### Exercise description:
Search for the word "access" in the entries. Each line that holds it should be copied.

[Page and application data records]
*** Begin section ***

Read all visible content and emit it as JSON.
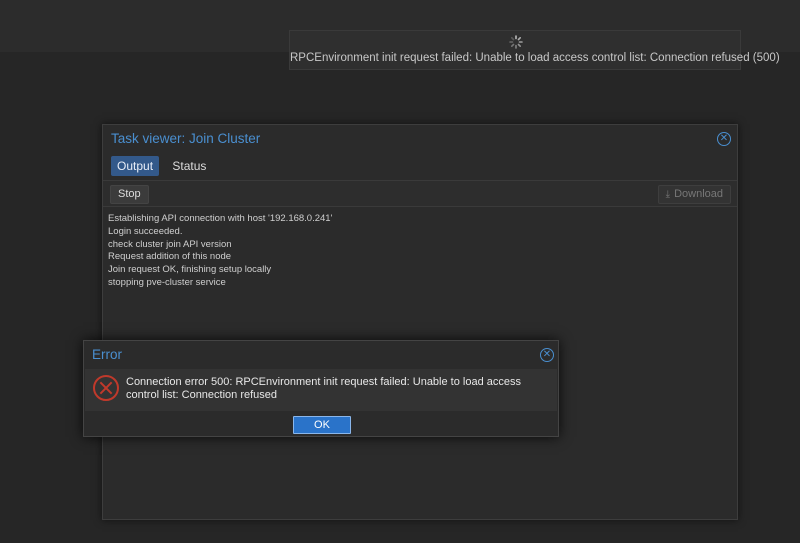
{
  "load_mask": {
    "message": "RPCEnvironment init request failed: Unable to load access control list: Connection refused (500)"
  },
  "task_viewer": {
    "title": "Task viewer: Join Cluster",
    "tabs": [
      {
        "label": "Output",
        "active": true
      },
      {
        "label": "Status",
        "active": false
      }
    ],
    "toolbar": {
      "stop_label": "Stop",
      "download_label": "Download"
    },
    "log_lines": [
      "Establishing API connection with host '192.168.0.241'",
      "Login succeeded.",
      "check cluster join API version",
      "Request addition of this node",
      "Join request OK, finishing setup locally",
      "stopping pve-cluster service"
    ]
  },
  "error_dialog": {
    "title": "Error",
    "message": "Connection error 500: RPCEnvironment init request failed: Unable to load access control list: Connection refused",
    "ok_label": "OK"
  },
  "colors": {
    "accent": "#4a8fd0",
    "error": "#c0392b",
    "primary_button": "#2a73c9"
  }
}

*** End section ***

### Final answer:
    "message": "RPCEnvironment init request failed: Unable to load access control list: Connection refused (500)"
    "message": "Connection error 500: RPCEnvironment init request failed: Unable to load access control list: Connection refused",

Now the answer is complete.